I prune my tree heavily in winter, and thin it (remove new growth) in spring. This results in a tree loaded with fruit starting mid-August, with new fruit developing continuously until the weather gets too cold, about mid-October. I am not sure how well a Kadota tree pruned differently (or not pruned at all) will produce, but this method produces very well.
Climate: It is hot in summer, often 100 degrees F or more. It is unusual to have a high temp below 90 F. Winters are mild, with frosty nights between November and February, but almost never below 28 F. Killing frosts at 25 or below are seldom, but the Kadota seems to survive those without problems. This is the climate of the California's Great Central Valley (includes the Sacramento and San Joaquin valleys, from Bakersfield north to Redding)
Pruning: This is the trick that is so unique to this fig variety in this climate. The tree is grown close the ground. after several years, the branches should be horizontal, radiating out from the trunk. NEVER allow the Kadota to grow too tall to reach the fruit from the ground. In fact, the main limbs should not get higher than shoulder high. Optimum for the main branches is about waist-high. Once established, I prune radically every winter, after all the leaves have frozen and fallen. Prune all new growth back to 1 to 2 inches, leaving only two or three buds on a stub. Sometimes I'll remove the entire stub if there are too many in an area. And if I want to extend the main branch, I'll leave a horizontal branch 12-18 inches.

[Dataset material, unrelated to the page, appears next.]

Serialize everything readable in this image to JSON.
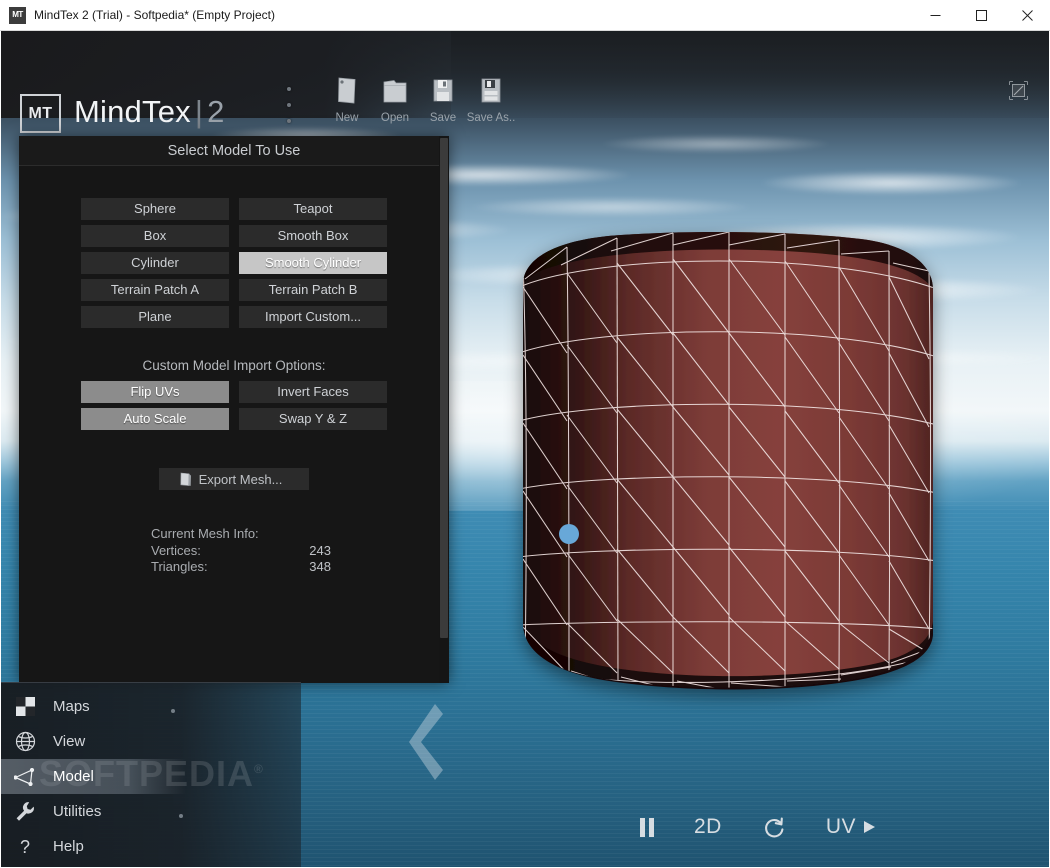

Thinning: New branches sprout from the short stubs in spring. About a third to half are ripped off -- easy to do when they are 6 to 18" tall. The point is to have one or two new branches growing up from last year's stub. All the fruit forms on these new branches. This fruit is known as "new crop" figs. Apparently an early crop on old growth will form if the tree is not pruned, or pruned differently. I have no experience with that. If I had more space, maybe I'd plant a second tree and let it grow unpruned to see the result.
Water: In the hot climate, the fig tree thrives on lots of water. I use drip irrigation, run 4 nights per week for about 150 minutes. The tree is probably getting 40 gallons or so each watering. The soil is always damp under the tree, but never muddy. I use a rotating head drip sprinkler (~10 gph?) to disperse a circle probably about 10' in diameter, plus ~4 2-gph drippers.
I tried planting a black mission fig with this tree, with the trunks in the same hole, tightly together. I pruned the Black Mission the same way, but the figs were huge, with the bud opening large as it ripened, and bugs invaded. I finally cut it down since most fruit was destroyed by the bugs.
I spray the tree in the spring with left over copper-sulfate/dormant oil spray from my peach leaf-curl spray. I think this keeps the early fig rot problem down -- when the figs ripen in mid-August, in some years when I didn't use the fungicide, most fruit would get brown rot from the blossom opening.
If you have any questions or comments, please email me: firstname.lastname@example.org
Answering a question below: The tree was planted in 1995. As of 2014, it is thriving. Several of the horizontal branches have lowered, so I prop them at about 2' above ground.